We must not use statements made by Prabhupada to alter or change what Prabhupada has already written and published as if we, as disciples, even if we think we know better what Prabhupada really intended to write and thus change what he himself committed to the published written word. Even if Prabhupada himself critiques his own work or says something in a lecture or any other context that appears or sounds contradictory, it does not give any disciple a license to "correct" Prabhupada's published written word. And even if Prabhupada appears to be correcting something found in his published work during a lecture or disucssion, and may even offer an alternative reading of his published word, it must not be changed unless he states explicitly, "Please change this passage in my book to what I've just said."

Bhutatmaji, PhD, recently wrote to me in an ongoing discussion the following illuminating words: " It is simply not worth violating the principle of deference, because it opens the door to subjective reconstruction. This is why Dravida sees it so differently...he thinks rewriting is just fine as long as it can be shown to "improve". But the cost is too high spiritually and ethically. Just defer to the Acharya on all but what he asked for specifically...spelling, typos, etc."

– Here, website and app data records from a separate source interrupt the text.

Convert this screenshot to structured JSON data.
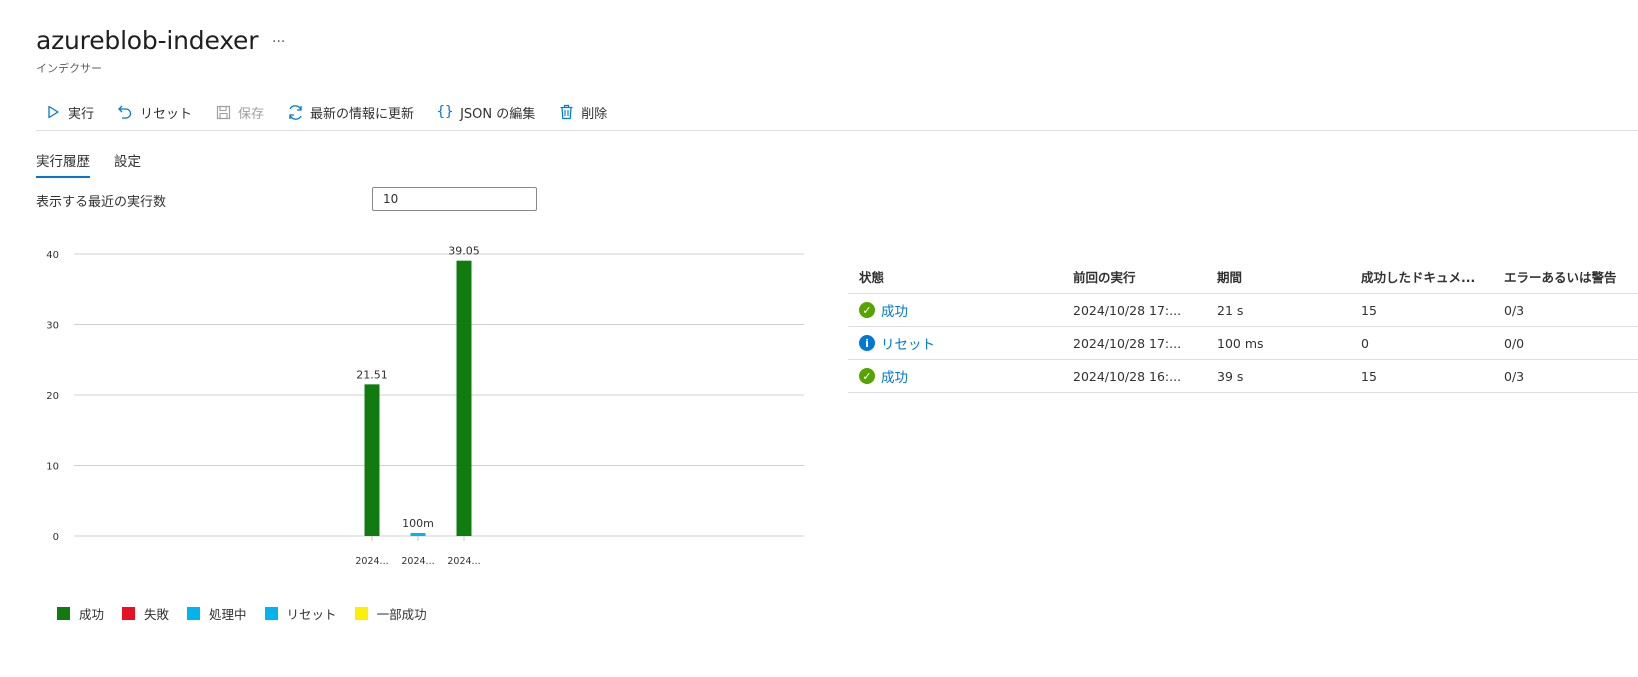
{
  "header": {
    "title": "azureblob-indexer",
    "more": "···",
    "subtitle": "インデクサー"
  },
  "toolbar": {
    "run": "実行",
    "reset": "リセット",
    "save": "保存",
    "refresh": "最新の情報に更新",
    "edit_json": "JSON の編集",
    "delete": "削除"
  },
  "tabs": {
    "history": "実行履歴",
    "settings": "設定"
  },
  "run_count": {
    "label": "表示する最近の実行数",
    "value": "10"
  },
  "colors": {
    "success": "#107c10",
    "failed": "#e81123",
    "in_progress": "#00b4f0",
    "reset": "#00b4f0",
    "partial": "#fcf000",
    "link": "#0078d4"
  },
  "chart_data": {
    "type": "bar",
    "categories": [
      "2024...",
      "2024...",
      "2024..."
    ],
    "values": [
      21.51,
      0.1,
      39.05
    ],
    "value_labels": [
      "21.51",
      "100m",
      "39.05"
    ],
    "series_status": [
      "success",
      "reset",
      "success"
    ],
    "ylim": [
      0,
      40
    ],
    "yticks": [
      "0",
      "10",
      "20",
      "30",
      "40"
    ],
    "grid": true,
    "legend_position": "bottom-left"
  },
  "legend": [
    "成功",
    "失敗",
    "処理中",
    "リセット",
    "一部成功"
  ],
  "table": {
    "headers": [
      "状態",
      "前回の実行",
      "期間",
      "成功したドキュメ...",
      "エラーあるいは警告"
    ],
    "rows": [
      {
        "status": "成功",
        "status_type": "success",
        "last_run": "2024/10/28 17:...",
        "duration": "21 s",
        "docs": "15",
        "errors": "0/3"
      },
      {
        "status": "リセット",
        "status_type": "info",
        "last_run": "2024/10/28 17:...",
        "duration": "100 ms",
        "docs": "0",
        "errors": "0/0"
      },
      {
        "status": "成功",
        "status_type": "success",
        "last_run": "2024/10/28 16:...",
        "duration": "39 s",
        "docs": "15",
        "errors": "0/3"
      }
    ]
  }
}
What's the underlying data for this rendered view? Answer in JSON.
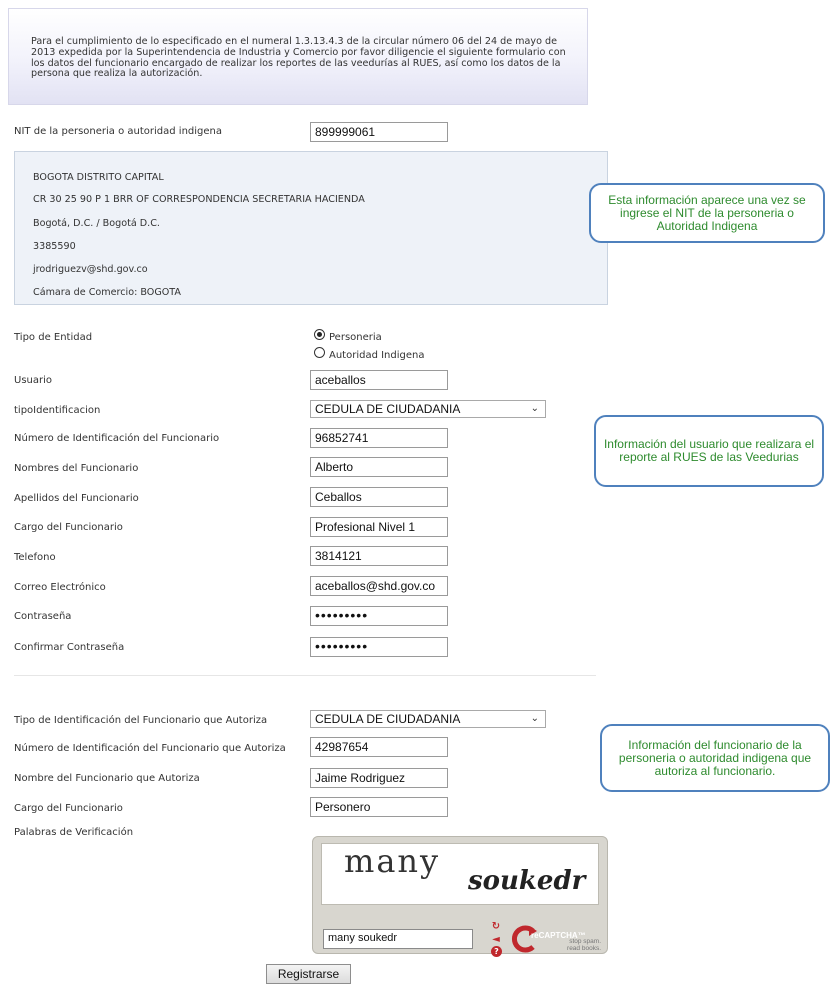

When we finally understand the gravity and importance of editorial work, there will never be any question of interpolating or tampering with Prabhupada's published work, even in the name of Prabhupada, or even with the excuse of getting "closer to Prabhupada." We truly become closer to Prabhupada when we can honor "Prabhupada as he is" in his vāni the same way we used to honor his vāpu.